Posted: Tue 16th Oct 2018
Building your business as a female entrepreneur can means facing barriers which your male counterparts don't have to deal with.
Ashleigh Hinde, founder and CEO of direct-to-consumer contact lens brand Waldo, shares her experiences and recommendations on how to tackle these barriers head on.
There has been progress
We've made serious progress in recent years. However, there's no denying that there are fewer female entrepreneur role models in business today than there are male. It's an undeniable fact.
Personally, I've experienced the difficulties of growing a business as a female entrepreneur first-hand. But I've been sure not to let it stifle my success as a founder.
Co-founders: yes or no?
One recurring issue I experienced in the early days was the recommendation from many influential, successful business people that I should consider bringing onboard a male co-founder.
While I respected the advice of those around me, I couldn't get my head around the idea that someone's gender could influence the success of Waldo.
Had I succumbed to pressure and opted to bring on board a co-founder, this could well have formed a barrier for the company as it would have meant the entire long-term business plan changing. So, I stuck to my guns and went it alone – a decision I'm very confident was the right one for Waldo.
Finance for female business owners
Another issue is the alarmingly low amount of funding that is awarded to female founders as opposed to male ones. I've noticed that external factors (such as family issues and the potential for maternity leave) often casts doubt in the minds of investors when considering investing in young female entrepreneurs.
I'm constantly encouraging any female founders I speak with to fight for their funding if they truly want it, but this is a worldwide issue that can be very frustrating for those who experience difficulty.
Networking and business support
When it comes to building a business in a fairly male-dominated industry, I've got very used to being the only female in the room.
I'll admit, this felt intimidating to begin with.
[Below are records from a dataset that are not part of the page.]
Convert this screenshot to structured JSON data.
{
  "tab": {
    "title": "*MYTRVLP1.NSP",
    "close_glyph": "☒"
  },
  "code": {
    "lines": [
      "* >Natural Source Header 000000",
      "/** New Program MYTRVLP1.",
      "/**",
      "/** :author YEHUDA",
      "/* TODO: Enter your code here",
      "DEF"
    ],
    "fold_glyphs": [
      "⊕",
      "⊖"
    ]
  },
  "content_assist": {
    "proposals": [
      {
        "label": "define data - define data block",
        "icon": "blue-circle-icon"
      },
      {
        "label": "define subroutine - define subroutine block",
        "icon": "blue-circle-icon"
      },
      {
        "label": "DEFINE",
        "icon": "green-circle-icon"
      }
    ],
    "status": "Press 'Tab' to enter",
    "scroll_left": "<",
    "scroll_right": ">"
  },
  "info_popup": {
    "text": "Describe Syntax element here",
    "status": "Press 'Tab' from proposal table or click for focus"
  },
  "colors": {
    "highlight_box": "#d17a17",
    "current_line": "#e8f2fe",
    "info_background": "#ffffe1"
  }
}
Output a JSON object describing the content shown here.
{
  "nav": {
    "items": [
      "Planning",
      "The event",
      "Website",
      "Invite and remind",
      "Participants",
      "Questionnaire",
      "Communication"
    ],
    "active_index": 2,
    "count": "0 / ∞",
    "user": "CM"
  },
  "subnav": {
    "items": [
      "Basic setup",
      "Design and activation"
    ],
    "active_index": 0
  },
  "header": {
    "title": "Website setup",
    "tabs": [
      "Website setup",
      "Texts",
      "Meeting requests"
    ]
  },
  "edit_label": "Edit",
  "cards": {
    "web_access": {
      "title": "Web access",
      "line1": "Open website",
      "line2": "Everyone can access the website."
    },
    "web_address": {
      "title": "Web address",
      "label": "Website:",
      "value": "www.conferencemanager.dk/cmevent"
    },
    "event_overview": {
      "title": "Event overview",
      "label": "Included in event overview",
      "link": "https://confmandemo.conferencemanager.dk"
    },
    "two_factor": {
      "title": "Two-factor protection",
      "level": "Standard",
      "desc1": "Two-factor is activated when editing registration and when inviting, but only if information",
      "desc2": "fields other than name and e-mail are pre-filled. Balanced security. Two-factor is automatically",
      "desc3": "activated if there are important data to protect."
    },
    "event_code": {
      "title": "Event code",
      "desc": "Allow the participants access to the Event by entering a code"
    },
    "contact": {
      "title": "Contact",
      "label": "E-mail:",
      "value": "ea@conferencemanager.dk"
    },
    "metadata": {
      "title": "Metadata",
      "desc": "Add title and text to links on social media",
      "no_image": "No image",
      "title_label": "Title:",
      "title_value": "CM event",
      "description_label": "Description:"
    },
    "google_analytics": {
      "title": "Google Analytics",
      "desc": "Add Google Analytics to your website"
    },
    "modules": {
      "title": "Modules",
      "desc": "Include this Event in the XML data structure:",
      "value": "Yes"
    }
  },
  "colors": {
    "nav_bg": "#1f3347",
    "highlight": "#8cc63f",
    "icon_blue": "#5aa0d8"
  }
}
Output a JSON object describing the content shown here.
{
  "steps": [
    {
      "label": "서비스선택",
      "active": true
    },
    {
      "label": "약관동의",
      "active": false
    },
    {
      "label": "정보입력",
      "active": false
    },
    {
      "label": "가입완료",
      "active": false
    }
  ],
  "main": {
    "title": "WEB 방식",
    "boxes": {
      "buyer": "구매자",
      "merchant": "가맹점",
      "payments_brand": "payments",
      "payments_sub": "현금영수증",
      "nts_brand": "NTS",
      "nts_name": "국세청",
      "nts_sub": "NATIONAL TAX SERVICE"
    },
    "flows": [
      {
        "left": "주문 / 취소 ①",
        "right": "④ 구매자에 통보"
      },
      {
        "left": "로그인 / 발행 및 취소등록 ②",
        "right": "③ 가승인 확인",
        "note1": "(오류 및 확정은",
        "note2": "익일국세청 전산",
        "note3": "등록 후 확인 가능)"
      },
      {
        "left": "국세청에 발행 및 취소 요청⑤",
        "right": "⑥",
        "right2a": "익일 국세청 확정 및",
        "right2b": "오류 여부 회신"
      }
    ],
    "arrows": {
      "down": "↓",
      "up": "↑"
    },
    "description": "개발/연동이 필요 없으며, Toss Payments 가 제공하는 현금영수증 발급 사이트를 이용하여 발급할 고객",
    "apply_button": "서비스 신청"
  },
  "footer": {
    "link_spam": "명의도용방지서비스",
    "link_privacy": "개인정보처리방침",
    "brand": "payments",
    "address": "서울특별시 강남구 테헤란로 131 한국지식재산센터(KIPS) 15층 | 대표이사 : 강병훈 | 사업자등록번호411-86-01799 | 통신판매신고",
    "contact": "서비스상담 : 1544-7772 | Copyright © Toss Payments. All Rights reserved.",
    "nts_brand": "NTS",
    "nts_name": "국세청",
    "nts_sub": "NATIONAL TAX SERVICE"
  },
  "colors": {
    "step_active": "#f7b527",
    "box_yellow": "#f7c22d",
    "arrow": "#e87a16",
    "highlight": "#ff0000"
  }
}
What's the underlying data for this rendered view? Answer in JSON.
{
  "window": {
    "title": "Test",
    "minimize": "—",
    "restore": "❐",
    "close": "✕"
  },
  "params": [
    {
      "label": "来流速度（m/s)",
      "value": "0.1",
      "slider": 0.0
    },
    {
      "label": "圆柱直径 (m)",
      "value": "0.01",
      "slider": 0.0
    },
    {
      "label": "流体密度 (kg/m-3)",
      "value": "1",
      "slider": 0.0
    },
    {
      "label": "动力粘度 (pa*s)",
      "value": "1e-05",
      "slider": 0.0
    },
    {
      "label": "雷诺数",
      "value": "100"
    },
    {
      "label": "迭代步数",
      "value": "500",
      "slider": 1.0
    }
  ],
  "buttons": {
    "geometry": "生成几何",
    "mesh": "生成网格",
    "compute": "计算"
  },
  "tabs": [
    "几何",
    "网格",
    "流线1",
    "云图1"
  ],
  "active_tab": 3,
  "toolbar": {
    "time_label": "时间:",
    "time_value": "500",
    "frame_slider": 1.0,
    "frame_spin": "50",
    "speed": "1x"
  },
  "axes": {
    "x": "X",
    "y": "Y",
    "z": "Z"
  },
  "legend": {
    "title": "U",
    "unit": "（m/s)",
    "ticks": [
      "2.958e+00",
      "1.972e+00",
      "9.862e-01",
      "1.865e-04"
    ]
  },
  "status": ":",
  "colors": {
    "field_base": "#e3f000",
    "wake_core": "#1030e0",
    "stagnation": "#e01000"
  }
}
Fortunately, there are more and more female entrepreneur support groups starting up to help with this, and although I haven't felt the need to use them, I'm grateful to have them so widely available.
Due to the old-fashioned stereotype that females are the weaker gender in a corporate situation, we often subconsciously feel less confident when asking for help, as we don't want to seem weaker than our male counterparts.
The reality is, though, that everyone needs help. Never be afraid to ask. Get a group of people together who can grill you on your business, people who you trust and who would have a sense of what questions to ask.
Since we launched Waldo last year, I've called upon friends, family, mentors and other external bodies for advice. When making business decisions, it's important that I gain a well-rounded overview of all options and take into account various viewpoints that I might not have considered otherwise.
Calling on a variety of different people from different working backgrounds helps me to do this. Never underestimate how willing people are to lend a hand.
Overall, my one overriding piece of advice to other female entrepreneurs starting out on their journey would be don't let any of these issues become barriers. They might be tough to overcome, but they are absolutely solvable.
I've learnt over the past year that I'll continue to weather major ups and downs as a founder, more than in any other job. I need to take it in my stride and know that the process of building a business isn't always plain-sailing. But that's what makes it fun and rewarding.
Seeing the progress made in recent years by female entrepreneurs rising through the ranks is exciting and reassuring. It's clear that it's only a matter of time before we're truly on an equal footing with male founders.